Mike McCluskey is an iconic name in Ford tuning circles and the majority of his work happened in his workshop at Torrance Airport. It was here that I came across a nondescript brick building and an intimidating brown door. Above it was the name ‘McCluskey Ltd’, and as I walked up, camera in hand, I wasn’t sure what exactly what to do next. I didn’t have an appointment, and to be honest, I was a bit starstruck just standing here.
As a fan and owner of a vintage Ford, I’d previously seen reproduction Cobras that had come from this very shop. I knew the quality of work here was the stuff of legend; in fact, a fabricator at the shop later told me that Carroll Shelby himself said that McClusky “knows more about Cobras than I do.”
With only one obvious answer, I plowed through the door and down a short hallway.
Just like that, completely uninvited, I found myself right in the middle of the shop I had heard so much about. Someone said “What’s up?” and went back to work on a baby blue Cobra.
Deeper in the shop I found Mike McCluskey busy, as always, making parts that don’t exist anymore. Soft-spoken and casual, he told me his story and how the chances of this all happening were slim to none. He was just in the right place at the right time.
It also almost happened a lot differently. As McCluskey was restoring three of the original Daytona Coupes (there only ever were six made) he had a wood buck, as seen below, made from the car.
But the one you see here is actually for a Ferrari 250 GTO. As McCluskey was picking up steam back in the day, they toyed with the idea of building replica GTOs as well as Daytonas and Cobras.
With the Tipo 168/62 V12 engine costing an exorbitant amount of cash, McCluskey figured there wouldn’t be many takers, so stuck with what he knew. Of course, this extends well beyond Cobras and Daytona Coupes, but these chassis remain the bread and butter of McCluskey Ltd.
It just makes me wonder how it would have all gone down if Mike McCluskey had started building Ferraris from scratch as well.

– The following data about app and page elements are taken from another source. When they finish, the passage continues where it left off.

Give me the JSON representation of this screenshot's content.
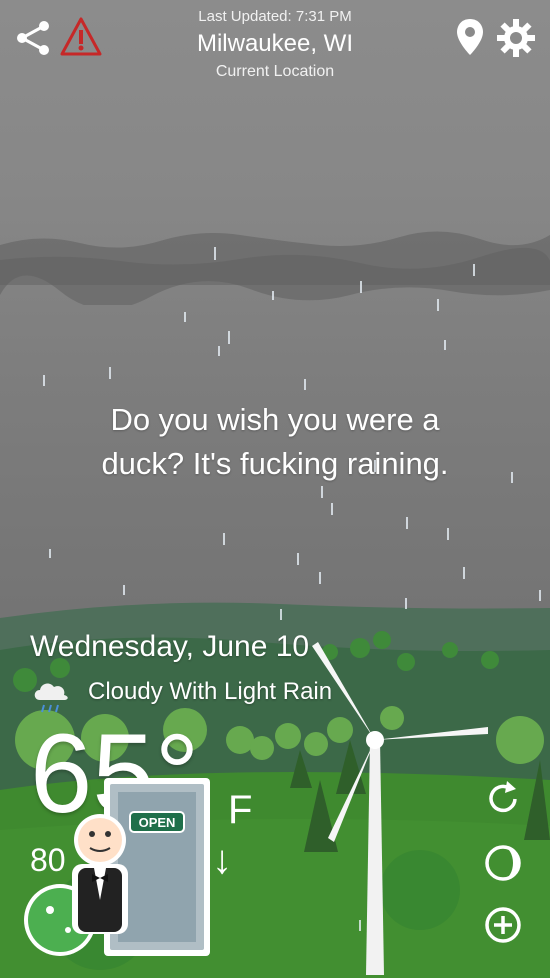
{
  "header": {
    "last_updated": "Last Updated: 7:31 PM",
    "city": "Milwaukee, WI",
    "location_label": "Current Location"
  },
  "message": {
    "line1": "Do you wish you were a",
    "line2": "duck? It's fucking raining."
  },
  "forecast": {
    "date": "Wednesday, June 10",
    "condition": "Cloudy With Light Rain",
    "temperature": "65°",
    "unit": "F",
    "high_partial": "80",
    "trend_arrow": "↓"
  },
  "mascot": {
    "sign_text": "OPEN"
  },
  "icons": {
    "share": "share-icon",
    "alert": "alert-icon",
    "location": "location-pin-icon",
    "settings": "gear-icon",
    "refresh": "refresh-icon",
    "moon": "moon-phase-icon",
    "add": "plus-icon"
  },
  "colors": {
    "alert_red": "#c62828",
    "grass": "#3f8a2f",
    "sky": "#878787"
  }
}
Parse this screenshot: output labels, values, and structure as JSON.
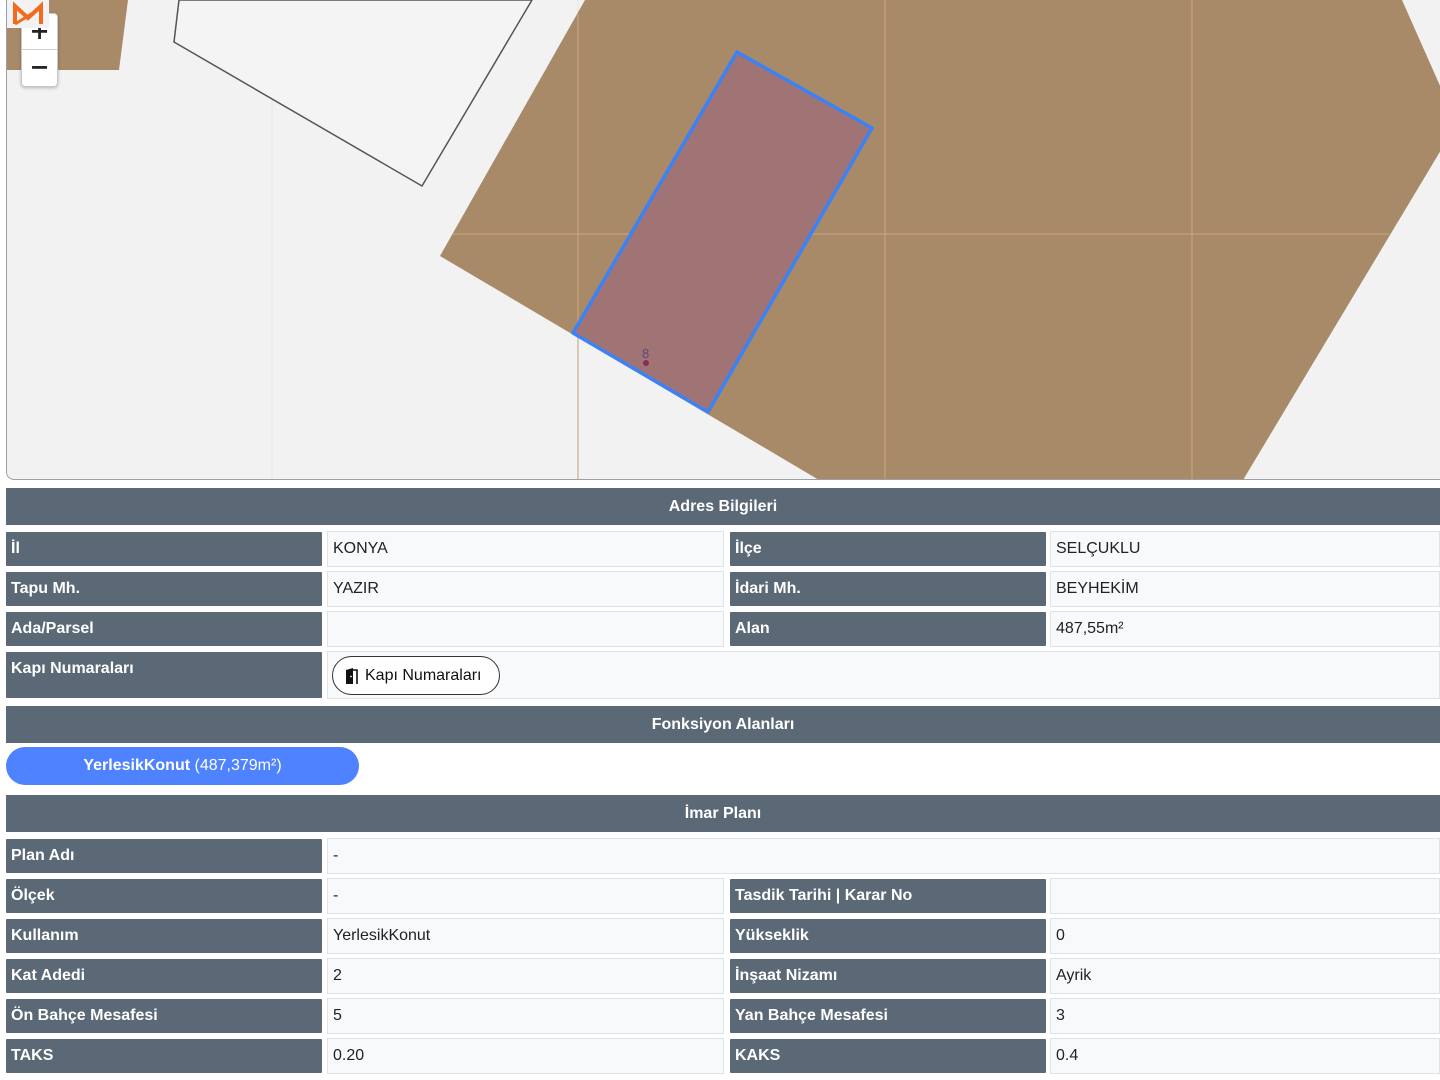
{
  "map": {
    "zoom_in": "+",
    "zoom_out": "−",
    "parcel_label": "8",
    "logo_icon": "logo-icon"
  },
  "address": {
    "title": "Adres Bilgileri",
    "il_label": "İl",
    "il_value": "KONYA",
    "ilce_label": "İlçe",
    "ilce_value": "SELÇUKLU",
    "tapu_label": "Tapu Mh.",
    "tapu_value": "YAZIR",
    "idari_label": "İdari Mh.",
    "idari_value": "BEYHEKİM",
    "ada_label": "Ada/Parsel",
    "ada_value": "",
    "alan_label": "Alan",
    "alan_value": "487,55m²",
    "kapi_label": "Kapı Numaraları",
    "kapi_button": "Kapı Numaraları",
    "kapi_icon": "door-icon"
  },
  "functions": {
    "title": "Fonksiyon Alanları",
    "items": [
      {
        "name": "YerlesikKonut",
        "area": "(487,379m²)"
      }
    ]
  },
  "imar": {
    "title": "İmar Planı",
    "plan_adi_label": "Plan Adı",
    "plan_adi_value": "-",
    "olcek_label": "Ölçek",
    "olcek_value": "-",
    "tasdik_label": "Tasdik Tarihi | Karar No",
    "tasdik_value": "",
    "kullanim_label": "Kullanım",
    "kullanim_value": "YerlesikKonut",
    "yukseklik_label": "Yükseklik",
    "yukseklik_value": "0",
    "kat_label": "Kat Adedi",
    "kat_value": "2",
    "insaat_label": "İnşaat Nizamı",
    "insaat_value": "Ayrik",
    "on_bahce_label": "Ön Bahçe Mesafesi",
    "on_bahce_value": "5",
    "yan_bahce_label": "Yan Bahçe Mesafesi",
    "yan_bahce_value": "3",
    "taks_label": "TAKS",
    "taks_value": "0.20",
    "kaks_label": "KAKS",
    "kaks_value": "0.4"
  },
  "colors": {
    "header_bg": "#5b6876",
    "parcel_fill": "#a88a68",
    "selected_fill": "#a07375",
    "selected_stroke": "#3b82f6",
    "function_pill": "#4e82ff"
  }
}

With this question on my mind, Luis Palacios, resident paint and auto-body genius, took me next door to drool over a number of shop projects.
While I do hope to set up something a bit more formal on my next visit south, the gallery below should give you a good taste of what the guys here at McCluskey Ltd are capable of.
Trevor Yale Ryan